In between his exhibition, Tanmoy also held a workshop on sketch-booking. He explains sketch-booking as a practice of constantly drawing, with inspiration from everything around you. He says, “the thing about sketch-booking is that you don’t have a lot of time to ponder on a subject, you have to pen it out immediately or the moment will pass. For this, the drawing that you do is very original. Sketch-booking is also good practice for artists as it gives you an idea about the development of your drawing/sketching skills.” The workshop, which was held almost in the spur of the moment, without any pre-planning or pre-posting received about 30 participants, who after a brief session indoors went out to the streets to apply their learning instantly.
Tanmoy’s journey to being a cartoon artist is one that you see in movies. He may not be termed as a child prodigy, but he was born talented and heavily inspired by Bangladesh’s only satirical cartoon magazine Unmad. From the age of eight, he was an avid follower and dreamed of drawing for Unmad one day. He strived towards his goal and continued to make doodles until they looked like proper representations of human figures. Tanmoy says, “for three years, I went to Ekushey Boi Mela to show my sketches to Ahsan Habib sir, and possibly find a way to fulfill my dream. However, all my efforts were in vain as he was always accompanied by Bappi Bhai and Junnun Bhai, who seemed like big, buff and scary men and I was somehow scared of being beaten up by them. Then, after my intermediate exam, one day I mustered up the courage and went straight to the Unmad office. One of the reasons I decided to go to the office directly was that I had secretly hoped that Ahsan Habib Sir would not be accompanied by Bappi Bhai and Junnun Bhai there!”

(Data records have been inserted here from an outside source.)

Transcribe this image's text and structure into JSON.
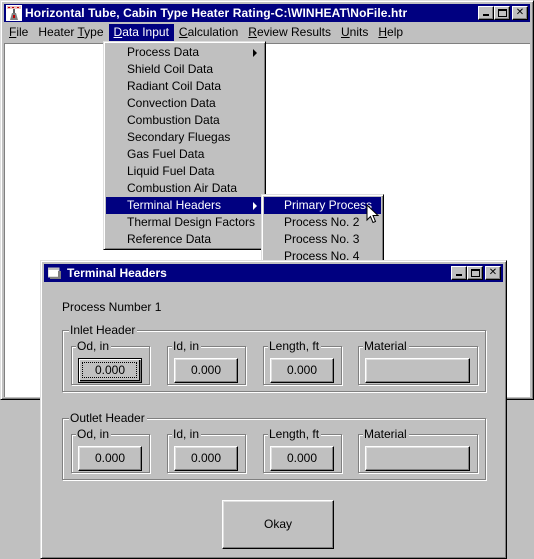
{
  "main_window": {
    "title": "Horizontal Tube, Cabin Type Heater Rating-C:\\WINHEAT\\NoFile.htr",
    "icon": "heater-app-icon",
    "controls": {
      "minimize": "minimize-icon",
      "maximize": "maximize-icon",
      "close": "close-icon"
    }
  },
  "menubar": {
    "items": [
      {
        "label": "File",
        "mnemonic": "F",
        "active": false
      },
      {
        "label": "Heater Type",
        "mnemonic": "T",
        "active": false
      },
      {
        "label": "Data Input",
        "mnemonic": "D",
        "active": true
      },
      {
        "label": "Calculation",
        "mnemonic": "C",
        "active": false
      },
      {
        "label": "Review Results",
        "mnemonic": "R",
        "active": false
      },
      {
        "label": "Units",
        "mnemonic": "U",
        "active": false
      },
      {
        "label": "Help",
        "mnemonic": "H",
        "active": false
      }
    ]
  },
  "data_input_menu": {
    "items": [
      {
        "label": "Process Data",
        "submenu": true,
        "highlighted": false
      },
      {
        "label": "Shield Coil Data",
        "submenu": false,
        "highlighted": false
      },
      {
        "label": "Radiant Coil Data",
        "submenu": false,
        "highlighted": false
      },
      {
        "label": "Convection Data",
        "submenu": false,
        "highlighted": false
      },
      {
        "label": "Combustion Data",
        "submenu": false,
        "highlighted": false
      },
      {
        "label": "Secondary Fluegas",
        "submenu": false,
        "highlighted": false
      },
      {
        "label": "Gas Fuel Data",
        "submenu": false,
        "highlighted": false
      },
      {
        "label": "Liquid Fuel Data",
        "submenu": false,
        "highlighted": false
      },
      {
        "label": "Combustion Air Data",
        "submenu": false,
        "highlighted": false
      },
      {
        "label": "Terminal Headers",
        "submenu": true,
        "highlighted": true
      },
      {
        "label": "Thermal Design Factors",
        "submenu": false,
        "highlighted": false
      },
      {
        "label": "Reference Data",
        "submenu": false,
        "highlighted": false
      }
    ]
  },
  "terminal_headers_submenu": {
    "items": [
      {
        "label": "Primary Process",
        "highlighted": true
      },
      {
        "label": "Process No. 2",
        "highlighted": false
      },
      {
        "label": "Process No. 3",
        "highlighted": false
      },
      {
        "label": "Process No. 4",
        "highlighted": false
      }
    ]
  },
  "dialog": {
    "title": "Terminal Headers",
    "icon": "form-icon",
    "process_label": "Process Number 1",
    "inlet": {
      "label": "Inlet Header",
      "od": {
        "label": "Od, in",
        "value": "0.000"
      },
      "id": {
        "label": "Id, in",
        "value": "0.000"
      },
      "length": {
        "label": "Length, ft",
        "value": "0.000"
      },
      "material": {
        "label": "Material",
        "value": ""
      }
    },
    "outlet": {
      "label": "Outlet Header",
      "od": {
        "label": "Od, in",
        "value": "0.000"
      },
      "id": {
        "label": "Id, in",
        "value": "0.000"
      },
      "length": {
        "label": "Length, ft",
        "value": "0.000"
      },
      "material": {
        "label": "Material",
        "value": ""
      }
    },
    "okay_label": "Okay"
  }
}
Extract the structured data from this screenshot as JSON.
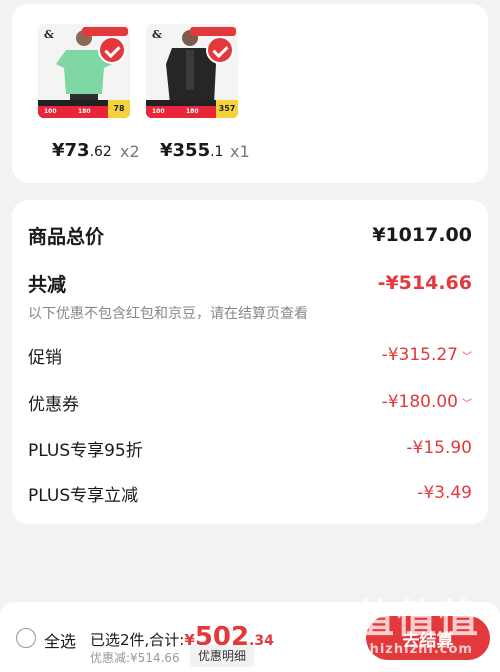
{
  "products": [
    {
      "brand_mark": "&",
      "price_int": "¥73",
      "price_dec": ".62",
      "qty": "x2",
      "badge": "78",
      "strip_a": "100",
      "strip_b": "180"
    },
    {
      "brand_mark": "&",
      "price_int": "¥355",
      "price_dec": ".1",
      "qty": "x1",
      "badge": "357",
      "strip_a": "100",
      "strip_b": "180"
    }
  ],
  "summary": {
    "total_label": "商品总价",
    "total_value": "¥1017.00",
    "reduce_label": "共减",
    "reduce_value": "-¥514.66",
    "note": "以下优惠不包含红包和京豆，请在结算页查看",
    "items": [
      {
        "label": "促销",
        "value": "-¥315.27"
      },
      {
        "label": "优惠券",
        "value": "-¥180.00"
      },
      {
        "label": "PLUS专享95折",
        "value": "-¥15.90"
      },
      {
        "label": "PLUS专享立减",
        "value": "-¥3.49"
      }
    ]
  },
  "bottom": {
    "select_all": "全选",
    "selected_prefix": "已选2件,合计:",
    "total_sym": "¥",
    "total_int": "502",
    "total_dec": ".34",
    "saved": "优惠减:¥514.66",
    "detail_button": "优惠明细",
    "checkout_button": "去结算"
  },
  "watermark": {
    "big": "值值值",
    "small": "zhizhizhi.com"
  },
  "colors": {
    "accent": "#e4393c",
    "background": "#f2f2f2"
  }
}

Since working at Unmad, Tanmoy grew both as an artist and a cartoonist, “I believe that cartoonists play a very important role in our society. They have the ability to express strong messages in seemingly harmless way, like portraying what is wrong with the political system through simple cartoons. This is what a cartoonist strives to achieve. Being a cartoonist does not mean drawing a situation as it is. That is merely an illustration. Being a cartoonist means to be creative enough to be able to portray social problems in a clever way.”
Tanmoy describes his transition from being an artist for Unmad to an independent political cartoonist as a learning experience. Working at Unmad equipped him with the technical expertise that he needed in order to express his personal standpoint- his knack for political satire.
“From a very early age, I had developed an opinion about the norms of the society. Everybody in Bangladesh, from a bus driver to a rickshaw puller... everybody knows exactly how to run the country, apart from our main two political leaders and I am one of them; the only difference is I have the means to express my opinion”, joked Tanmoy.
Photo: Closing illustrations from the travelouge and the exhibition
During the course of his fellowship program, Tanmoy observed that political cartoons in the US are never printed on the front page of the newspapers, and are printed in the inner pages instead. Unlike the US, such cartoons bring life to the front pages of newspapers, “and I have always thought how great it would be if I could do draw those cartoons!”
Despite the short span of Tanmoy’s travelogue exhibition, judging by the visitors’ response and appreciation, it would be safe to say that one can expect to see more pages from this talented young artist’s sketch book in the days to come.